CONACADO - Coordinadora Nacional Cacaocultores Dominicanos
Founded in 1988 as a response to low global cocoa prices, CONACADO aims to decrease members' dependency on middlemen by exporting their products directly to consumer markets.
CONACADO is a democratically-run cooperative
made up of 182 small-scale producer associations from seven regional “blocks” and an estimated 10,040 farmer members, each working on lands averaging 4.3 hectares, or 10.6 acres, in size.
Fair Trade market sales have enabled CONACADO to set up a nursery that supplies low-cost plants to farmers, so they can grow most of their own food.

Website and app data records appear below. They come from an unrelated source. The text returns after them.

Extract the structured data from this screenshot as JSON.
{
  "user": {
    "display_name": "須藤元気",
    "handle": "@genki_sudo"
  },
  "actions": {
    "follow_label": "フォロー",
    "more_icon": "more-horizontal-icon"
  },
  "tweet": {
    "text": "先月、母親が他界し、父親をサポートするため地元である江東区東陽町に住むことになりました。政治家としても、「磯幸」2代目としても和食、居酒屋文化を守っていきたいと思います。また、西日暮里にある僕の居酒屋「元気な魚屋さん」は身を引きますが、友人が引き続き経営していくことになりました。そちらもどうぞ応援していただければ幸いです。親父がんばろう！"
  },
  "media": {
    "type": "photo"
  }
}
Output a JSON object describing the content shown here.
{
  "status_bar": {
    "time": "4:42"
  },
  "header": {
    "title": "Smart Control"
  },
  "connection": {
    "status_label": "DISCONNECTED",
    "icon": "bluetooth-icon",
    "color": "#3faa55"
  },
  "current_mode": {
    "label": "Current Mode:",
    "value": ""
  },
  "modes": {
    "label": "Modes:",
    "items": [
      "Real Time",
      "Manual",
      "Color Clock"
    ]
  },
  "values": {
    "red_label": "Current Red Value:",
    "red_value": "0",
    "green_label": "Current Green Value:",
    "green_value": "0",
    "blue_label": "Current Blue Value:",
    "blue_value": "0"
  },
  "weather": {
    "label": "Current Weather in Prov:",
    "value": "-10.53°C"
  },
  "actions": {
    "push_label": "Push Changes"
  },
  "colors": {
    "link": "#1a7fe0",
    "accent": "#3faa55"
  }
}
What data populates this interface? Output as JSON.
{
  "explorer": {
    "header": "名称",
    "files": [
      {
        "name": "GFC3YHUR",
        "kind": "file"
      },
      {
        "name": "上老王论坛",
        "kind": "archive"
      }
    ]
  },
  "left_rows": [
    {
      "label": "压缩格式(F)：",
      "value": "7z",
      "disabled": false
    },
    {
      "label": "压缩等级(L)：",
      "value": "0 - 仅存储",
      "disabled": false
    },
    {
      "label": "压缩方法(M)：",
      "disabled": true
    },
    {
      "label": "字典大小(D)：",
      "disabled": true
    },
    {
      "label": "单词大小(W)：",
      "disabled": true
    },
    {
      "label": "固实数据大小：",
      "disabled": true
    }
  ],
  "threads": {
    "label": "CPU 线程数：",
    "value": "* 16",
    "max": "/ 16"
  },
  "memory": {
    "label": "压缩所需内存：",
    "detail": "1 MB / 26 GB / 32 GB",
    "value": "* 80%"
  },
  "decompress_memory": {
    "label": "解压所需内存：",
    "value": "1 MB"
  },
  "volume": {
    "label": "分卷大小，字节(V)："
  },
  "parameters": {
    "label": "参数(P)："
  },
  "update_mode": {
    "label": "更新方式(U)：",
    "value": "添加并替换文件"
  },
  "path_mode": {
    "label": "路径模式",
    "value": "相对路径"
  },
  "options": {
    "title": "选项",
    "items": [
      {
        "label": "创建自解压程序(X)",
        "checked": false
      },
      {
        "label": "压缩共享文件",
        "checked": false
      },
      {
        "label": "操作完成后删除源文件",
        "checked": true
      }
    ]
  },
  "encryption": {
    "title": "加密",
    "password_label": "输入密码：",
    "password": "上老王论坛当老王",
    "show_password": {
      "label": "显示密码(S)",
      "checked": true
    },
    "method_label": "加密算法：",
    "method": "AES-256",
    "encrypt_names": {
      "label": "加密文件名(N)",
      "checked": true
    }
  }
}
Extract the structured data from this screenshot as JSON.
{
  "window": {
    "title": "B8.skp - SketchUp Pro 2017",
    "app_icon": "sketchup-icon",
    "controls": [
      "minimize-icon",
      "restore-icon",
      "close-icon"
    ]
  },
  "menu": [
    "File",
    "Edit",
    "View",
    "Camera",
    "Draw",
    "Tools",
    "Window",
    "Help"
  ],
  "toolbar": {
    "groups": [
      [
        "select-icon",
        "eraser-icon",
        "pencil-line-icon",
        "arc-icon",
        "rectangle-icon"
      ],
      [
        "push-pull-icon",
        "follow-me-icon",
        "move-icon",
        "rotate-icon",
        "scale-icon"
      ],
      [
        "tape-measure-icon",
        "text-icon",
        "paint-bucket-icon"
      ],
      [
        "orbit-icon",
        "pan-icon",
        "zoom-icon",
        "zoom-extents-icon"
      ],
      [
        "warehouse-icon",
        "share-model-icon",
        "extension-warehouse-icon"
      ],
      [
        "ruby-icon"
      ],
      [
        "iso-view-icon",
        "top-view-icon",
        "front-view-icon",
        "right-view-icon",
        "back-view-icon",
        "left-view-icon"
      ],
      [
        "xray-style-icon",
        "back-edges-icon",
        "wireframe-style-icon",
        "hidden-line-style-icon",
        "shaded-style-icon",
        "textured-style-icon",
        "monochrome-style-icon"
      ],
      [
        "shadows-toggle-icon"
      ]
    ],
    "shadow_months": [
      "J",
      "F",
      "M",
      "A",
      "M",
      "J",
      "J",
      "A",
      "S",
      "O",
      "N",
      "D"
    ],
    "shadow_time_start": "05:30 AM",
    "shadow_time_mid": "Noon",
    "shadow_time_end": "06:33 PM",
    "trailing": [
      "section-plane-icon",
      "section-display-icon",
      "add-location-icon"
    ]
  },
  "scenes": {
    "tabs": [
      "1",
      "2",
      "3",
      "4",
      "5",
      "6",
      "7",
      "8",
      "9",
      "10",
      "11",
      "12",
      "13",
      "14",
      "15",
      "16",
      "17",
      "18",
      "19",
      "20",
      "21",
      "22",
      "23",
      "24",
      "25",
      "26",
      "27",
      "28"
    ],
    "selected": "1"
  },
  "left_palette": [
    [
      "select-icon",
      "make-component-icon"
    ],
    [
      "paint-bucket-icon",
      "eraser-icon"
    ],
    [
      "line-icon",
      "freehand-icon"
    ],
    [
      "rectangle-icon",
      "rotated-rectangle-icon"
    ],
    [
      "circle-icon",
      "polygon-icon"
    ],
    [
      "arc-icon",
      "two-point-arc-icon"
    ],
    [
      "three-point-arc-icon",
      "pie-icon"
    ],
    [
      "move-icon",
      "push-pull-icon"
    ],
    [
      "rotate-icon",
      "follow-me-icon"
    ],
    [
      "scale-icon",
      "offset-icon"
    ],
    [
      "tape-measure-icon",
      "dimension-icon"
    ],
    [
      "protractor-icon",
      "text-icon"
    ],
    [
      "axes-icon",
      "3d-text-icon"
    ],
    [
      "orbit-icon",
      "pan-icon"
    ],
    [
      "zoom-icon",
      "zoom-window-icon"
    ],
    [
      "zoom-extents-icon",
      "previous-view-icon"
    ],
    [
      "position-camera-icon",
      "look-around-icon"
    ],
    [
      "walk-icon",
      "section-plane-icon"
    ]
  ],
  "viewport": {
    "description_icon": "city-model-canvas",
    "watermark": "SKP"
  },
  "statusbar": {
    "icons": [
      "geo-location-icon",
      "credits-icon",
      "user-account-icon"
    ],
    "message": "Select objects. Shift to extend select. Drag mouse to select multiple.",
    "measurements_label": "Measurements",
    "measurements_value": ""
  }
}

Cocoa accounts for 90 percent of CONACADO's members’ cash income, so becoming Fair Trade Certified™ has made a significant difference in farmers’ lives.
The cooperative also implements a “Cocoa Tour” ecotourism program which teaches international visitors about cocoa farming and the impact of Fair Trade. Farmers are trained as tour guides and members of the cooperative’s Women’s Community Group also help with this project. Other women from cocoa-growing families have started small businesses making cocoa wine, jams, bakery goods, chocolate truffles and community crafts which are displayed and sold from a nearby artisan hut. The chocolates and truffle equipment were funded by USAID, the rest by the Fair Trade premium.
Our biggest worry is ensuring we have a guaranteed market for our cocoa, which would provide us with a long-term sustainable livelihood.
Santos Mendoza, president of CONACADO
With Fair Trade we have accomplished a lot in my community. When we decided to become a part of the Fair Trade market, we were selling our cocoa at the minimum price of 400 Dominican pesos for one quintal. With Fair Trade, we began selling it at a minimum price of 700 pesos. This specific example has helped us a lot, but we have tons of examples… In Cercadillo, we now have a modern and convenient local store and a water well in the community. A classroom at our school has been renovated. I know of a man in this community, he was very poor and with many children. His house was in bad conditions and he could not afford the renovation. Thanks to Fair Trade and the efforts of community members, he now lives in what almost seems like a completely new home. Fair Trade also permits us to repair some roads which is important for us to transfer our cocoa. ”
Fair Trade is very important for us. It has helped our community and family, and we have better infrastructure. Our way of life has changed for the best. It has validated growers and our products. ”
New Drying Centers, Warehouses and Community Center
By storing members' crops in warehouses and transporting them to markets, CONACADO helps small producers attain higher prices. CONACADO has also helped producers improve the quality of their cocoa by constructing five new fermentation centers, eight drying stations and two central warehouses. The cooperative has also contributed to the construction of the community center and library.
Water Aqueduct for Community
In the communities of Rincon Hondo, La Laguna de Coto and La Guazarita, more than 300 families benefited from the installation of a water aqueduct. Before, women here had to walk several kilometers to the river to fetch their water. With six groups of about 20 and 30 workers from these communities, working daily for five months, hammering the roads by hand and walking three hours to river, the water aqueduct was completed.
Transportation Infrastructure Maintenance
CONACADO used Fair Trade funds for road and bridge maintenance.